Yet now, the couple who raised eight children in a humble house in the woods will be forever remembered through their children’s donation of the Dziedzic Family Preserve.
The Barrington Land Conservation Trust is working on a plan to create trails and make the property open to the public. If you’re interested in volunteering or helping the Land Trust to bring this project to fruition, email email@example.com.
Mary’s advice to others seeking to preserve family land through a donation to a land trust is simple: Subdivide the house from the property beforehand, and make sure the person has a will in place.
“You’d be surprised by how many people don’t have a will, even people with significant estates,” said Mary’s husband, Joe D’Arrigo. “It’s also important to hire professionals who know what they’re doing. Don’t just hire anybody – hire someone who knows how to handle land donations.”
Mary hired real estate attorney Jim Belliveau, who helped them navigate the twists and turns of subdividing their property, selling the house, and donating the remainder to the Land Trust. Mary’s daughter, Laura Fortin, played an important part as well. As a realtor, she managed the sale of the house and worked closely with the buyers’ realtor on the subdivision plan, executing the purchase and sales agreement according to Belliveau’s instructions. Real estate attorney Steve Boyajian, chair of the Land Trust’s Acquisition and Planning Committee, served as a liaison between Mary and the Town and to guide her through the donation process. It took nearly a year, but the end result was worth it.
“I get emotional when I think about it,” says Mary. “This is where we grew up. We had the freedom to be outside, which has stuck with me. I love to go to the mountains and hike.
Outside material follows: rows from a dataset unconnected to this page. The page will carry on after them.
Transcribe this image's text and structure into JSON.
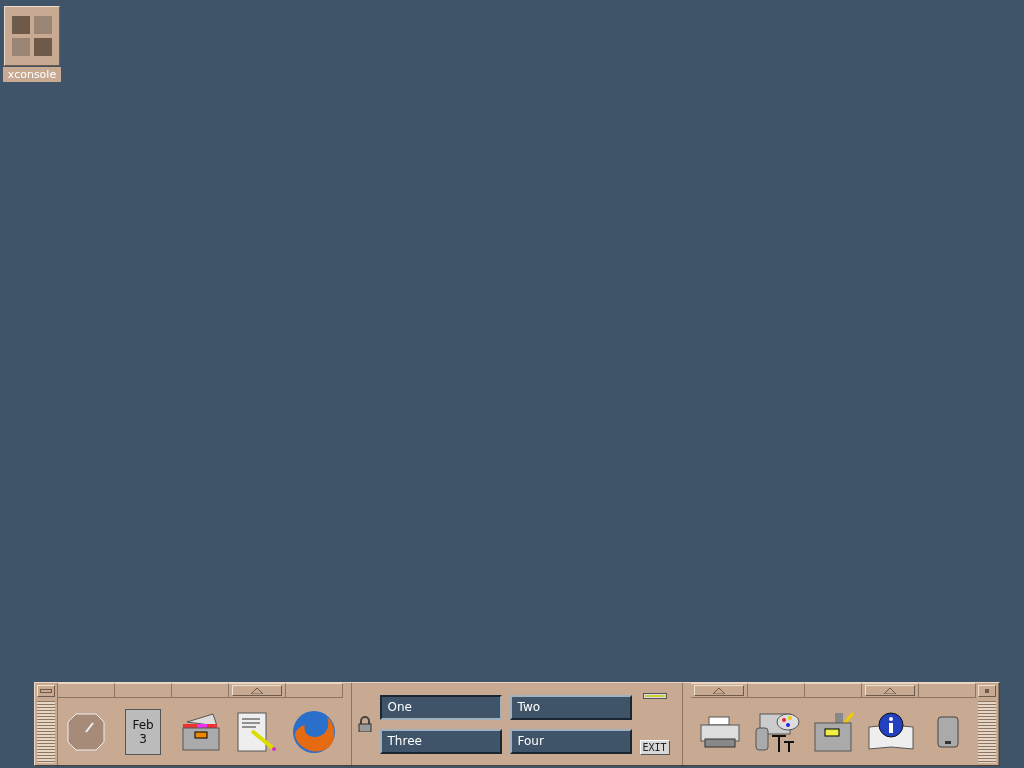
{
  "desktop_icons": [
    {
      "label": "xconsole"
    }
  ],
  "front_panel": {
    "left_slots": [
      {
        "kind": "clock",
        "subpanel": false
      },
      {
        "kind": "calendar",
        "subpanel": false,
        "month": "Feb",
        "day": "3"
      },
      {
        "kind": "files",
        "subpanel": false
      },
      {
        "kind": "editor",
        "subpanel": true
      },
      {
        "kind": "browser",
        "subpanel": false
      }
    ],
    "workspaces": [
      {
        "label": "One",
        "selected": true
      },
      {
        "label": "Two",
        "selected": false
      },
      {
        "label": "Three",
        "selected": false
      },
      {
        "label": "Four",
        "selected": false
      }
    ],
    "exit_label": "EXIT",
    "right_slots": [
      {
        "kind": "printer",
        "subpanel": true
      },
      {
        "kind": "style",
        "subpanel": false
      },
      {
        "kind": "apps",
        "subpanel": false
      },
      {
        "kind": "help",
        "subpanel": true
      },
      {
        "kind": "trash",
        "subpanel": false
      }
    ]
  }
}
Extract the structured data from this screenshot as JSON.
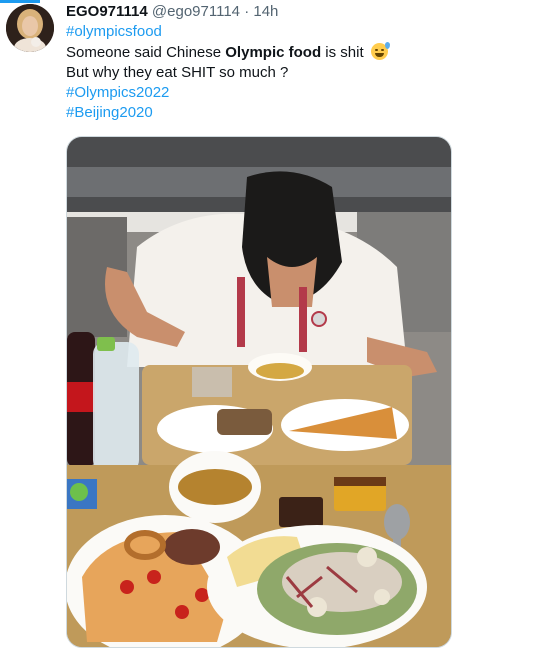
{
  "tweet": {
    "display_name": "EGO971114",
    "handle": "@ego971114",
    "separator": "·",
    "time": "14h",
    "hashtag_1": "#olympicsfood",
    "text_1_prefix": "Someone said Chinese ",
    "text_1_bold": "Olympic food",
    "text_1_suffix": " is shit",
    "emoji_1": "grinning-face-with-sweat",
    "text_2": "But why they eat SHIT so much ?",
    "hashtag_2": "#Olympics2022",
    "hashtag_3": "#Beijing2020"
  },
  "colors": {
    "accent": "#1d9bf0",
    "text": "#0f1419",
    "secondary_text": "#536471",
    "border": "#cfd9de"
  }
}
I love to rock climb. Just being outdoors gives me the sense of freedom, and that’s because of where we grew up. These days, everything’s so built up. I wanted something saved. If we could save our playground and leave it for other people to enjoy as well, I thought we should do it. It’s important to have open space in the middle of all this development and houses. Being outdoors is part of who I need to be, part of who I am.”